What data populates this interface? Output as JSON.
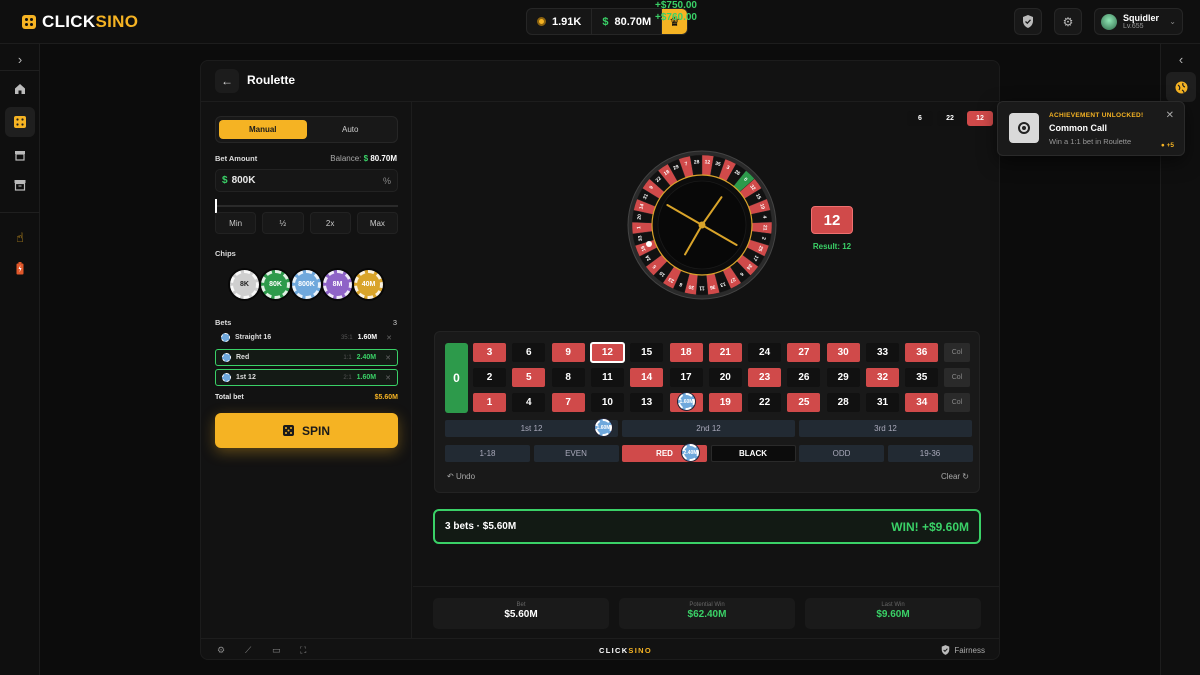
{
  "header": {
    "logo_part1": "CLICK",
    "logo_part2": "SINO",
    "coins": "1.91K",
    "balance": "80.70M",
    "gain_top": "+$750.00",
    "gain_bottom": "+$760.00",
    "user_name": "Squidler",
    "user_level": "Lv.655"
  },
  "game": {
    "title": "Roulette",
    "tabs": [
      "Manual",
      "Auto"
    ],
    "bet_amount_label": "Bet Amount",
    "balance_label": "Balance:",
    "balance_value": "80.70M",
    "bet_amount_value": "800K",
    "percent_symbol": "%",
    "slider_fraction": 0.0,
    "quick_buttons": [
      "Min",
      "½",
      "2x",
      "Max"
    ],
    "chips_label": "Chips",
    "chips": [
      {
        "label": "8K",
        "color": "#cfcfcf"
      },
      {
        "label": "80K",
        "color": "#2d9a4b"
      },
      {
        "label": "800K",
        "color": "#6fa8dc"
      },
      {
        "label": "8M",
        "color": "#8e63c7"
      },
      {
        "label": "40M",
        "color": "#d9a42a"
      }
    ],
    "bets_label": "Bets",
    "bets_count": "3",
    "bets": [
      {
        "name": "Straight 16",
        "mult": "35:1",
        "amount": "1.60M"
      },
      {
        "name": "Red",
        "mult": "1:1",
        "amount": "2.40M"
      },
      {
        "name": "1st 12",
        "mult": "2:1",
        "amount": "1.60M"
      }
    ],
    "total_bet_label": "Total bet",
    "total_bet_value": "$5.60M",
    "spin_label": "SPIN",
    "recent_results": [
      {
        "n": "6",
        "color": "black"
      },
      {
        "n": "22",
        "color": "black"
      },
      {
        "n": "12",
        "color": "red"
      }
    ],
    "result_number": "12",
    "result_text": "Result: 12",
    "board": {
      "zero": "0",
      "rows": [
        [
          3,
          6,
          9,
          12,
          15,
          18,
          21,
          24,
          27,
          30,
          33,
          36
        ],
        [
          2,
          5,
          8,
          11,
          14,
          17,
          20,
          23,
          26,
          29,
          32,
          35
        ],
        [
          1,
          4,
          7,
          10,
          13,
          16,
          19,
          22,
          25,
          28,
          31,
          34
        ]
      ],
      "red_numbers": [
        1,
        3,
        5,
        7,
        9,
        12,
        14,
        16,
        18,
        19,
        21,
        23,
        25,
        27,
        30,
        32,
        34,
        36
      ],
      "selected": 12,
      "col_label": "Col",
      "dozens": [
        "1st 12",
        "2nd 12",
        "3rd 12"
      ],
      "outside": [
        "1-18",
        "EVEN",
        "RED",
        "BLACK",
        "ODD",
        "19-36"
      ],
      "chip_labels": [
        "1.60M",
        "1.60M",
        "2.40M"
      ],
      "undo_label": "Undo",
      "clear_label": "Clear"
    },
    "summary_bets": "3 bets · $5.60M",
    "summary_win": "WIN! +$9.60M",
    "stats": [
      {
        "label": "Bet",
        "value": "$5.60M"
      },
      {
        "label": "Potential Win",
        "value": "$62.40M"
      },
      {
        "label": "Last Win",
        "value": "$9.60M"
      }
    ],
    "footer_logo1": "CLICK",
    "footer_logo2": "SINO",
    "fairness": "Fairness"
  },
  "wheel": {
    "sequence": [
      0,
      32,
      15,
      19,
      4,
      21,
      2,
      25,
      17,
      34,
      6,
      27,
      13,
      36,
      11,
      30,
      8,
      23,
      10,
      5,
      24,
      16,
      33,
      1,
      20,
      14,
      31,
      9,
      22,
      18,
      29,
      7,
      28,
      12,
      35,
      3,
      26
    ]
  },
  "toast": {
    "heading": "ACHIEVEMENT UNLOCKED!",
    "title": "Common Call",
    "desc": "Win a 1:1 bet in Roulette",
    "reward": "+5"
  },
  "colors": {
    "accent": "#f5b323",
    "green": "#3ad167",
    "red": "#d04a4a",
    "black": "#111111"
  }
}
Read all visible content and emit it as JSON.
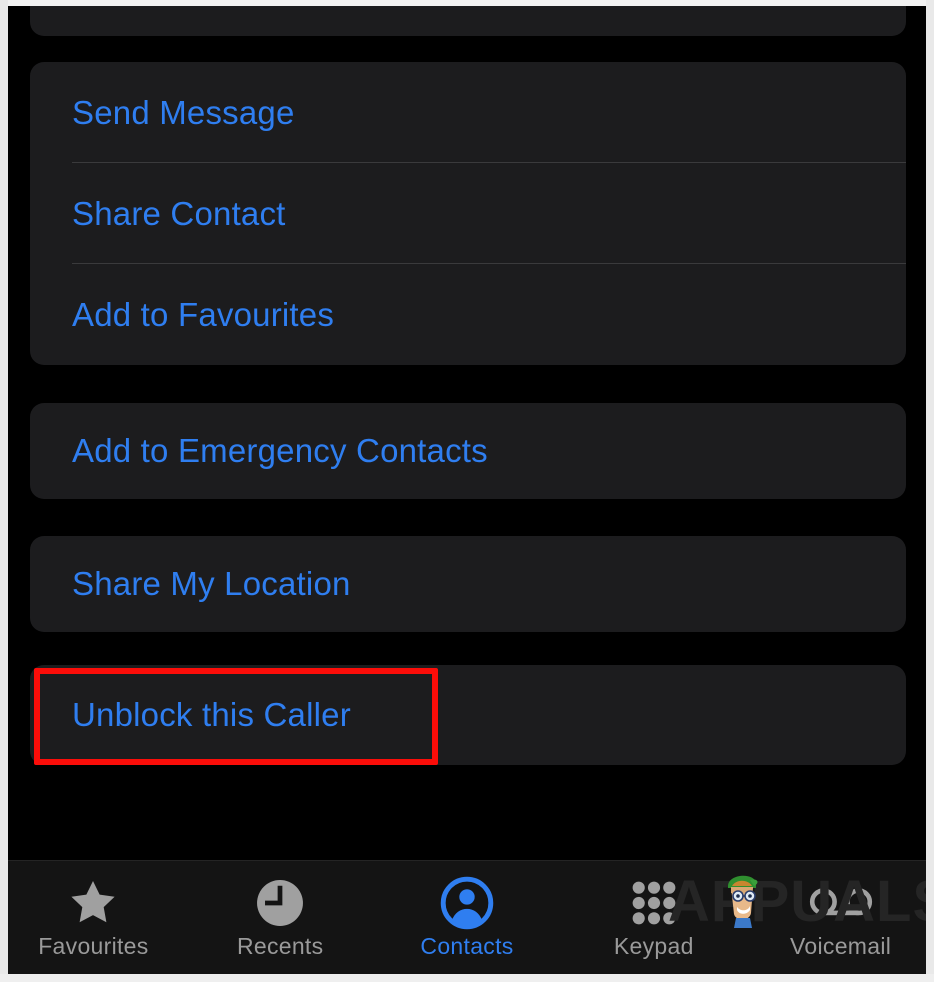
{
  "screen": {
    "app": "Phone",
    "background_color": "#000000",
    "card_color": "#1c1c1e",
    "accent_color": "#2f7ef0",
    "separator_color": "#3a3a3c",
    "inactive_color": "#9a9a9a"
  },
  "annotation": {
    "kind": "highlight-box",
    "color": "#fb0d09",
    "targets": "unblock-this-caller-row"
  },
  "groups": [
    {
      "name": "partial-card-top",
      "rows": []
    },
    {
      "name": "primary-actions",
      "rows": [
        {
          "label": "Send Message"
        },
        {
          "label": "Share Contact"
        },
        {
          "label": "Add to Favourites"
        }
      ]
    },
    {
      "name": "emergency",
      "rows": [
        {
          "label": "Add to Emergency Contacts"
        }
      ]
    },
    {
      "name": "location",
      "rows": [
        {
          "label": "Share My Location"
        }
      ]
    },
    {
      "name": "block",
      "rows": [
        {
          "label": "Unblock this Caller"
        }
      ]
    }
  ],
  "tabbar": {
    "tabs": [
      {
        "label": "Favourites",
        "icon": "star-icon",
        "active": false
      },
      {
        "label": "Recents",
        "icon": "clock-icon",
        "active": false
      },
      {
        "label": "Contacts",
        "icon": "contacts-icon",
        "active": true
      },
      {
        "label": "Keypad",
        "icon": "keypad-icon",
        "active": false
      },
      {
        "label": "Voicemail",
        "icon": "voicemail-icon",
        "active": false
      }
    ]
  },
  "watermark": {
    "text": "APPUALS",
    "color": "#252525"
  }
}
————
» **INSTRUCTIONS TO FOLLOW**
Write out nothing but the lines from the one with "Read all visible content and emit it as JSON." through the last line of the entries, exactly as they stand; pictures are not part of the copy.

» **ANSWER SPACE**
Read all visible content and emit it as JSON.
{
  "screen": {
    "app": "Phone",
    "background_color": "#000000",
    "card_color": "#1c1c1e",
    "accent_color": "#2f7ef0",
    "separator_color": "#3a3a3c",
    "inactive_color": "#9a9a9a"
  },
  "annotation": {
    "kind": "highlight-box",
    "color": "#fb0d09",
    "targets": "unblock-this-caller-row"
  },
  "groups": [
    {
      "name": "partial-card-top",
      "rows": []
    },
    {
      "name": "primary-actions",
      "rows": [
        {
          "label": "Send Message"
        },
        {
          "label": "Share Contact"
        },
        {
          "label": "Add to Favourites"
        }
      ]
    },
    {
      "name": "emergency",
      "rows": [
        {
          "label": "Add to Emergency Contacts"
        }
      ]
    },
    {
      "name": "location",
      "rows": [
        {
          "label": "Share My Location"
        }
      ]
    },
    {
      "name": "block",
      "rows": [
        {
          "label": "Unblock this Caller"
        }
      ]
    }
  ],
  "tabbar": {
    "tabs": [
      {
        "label": "Favourites",
        "icon": "star-icon",
        "active": false
      },
      {
        "label": "Recents",
        "icon": "clock-icon",
        "active": false
      },
      {
        "label": "Contacts",
        "icon": "contacts-icon",
        "active": true
      },
      {
        "label": "Keypad",
        "icon": "keypad-icon",
        "active": false
      },
      {
        "label": "Voicemail",
        "icon": "voicemail-icon",
        "active": false
      }
    ]
  },
  "watermark": {
    "text": "APPUALS",
    "color": "#252525"
  }
}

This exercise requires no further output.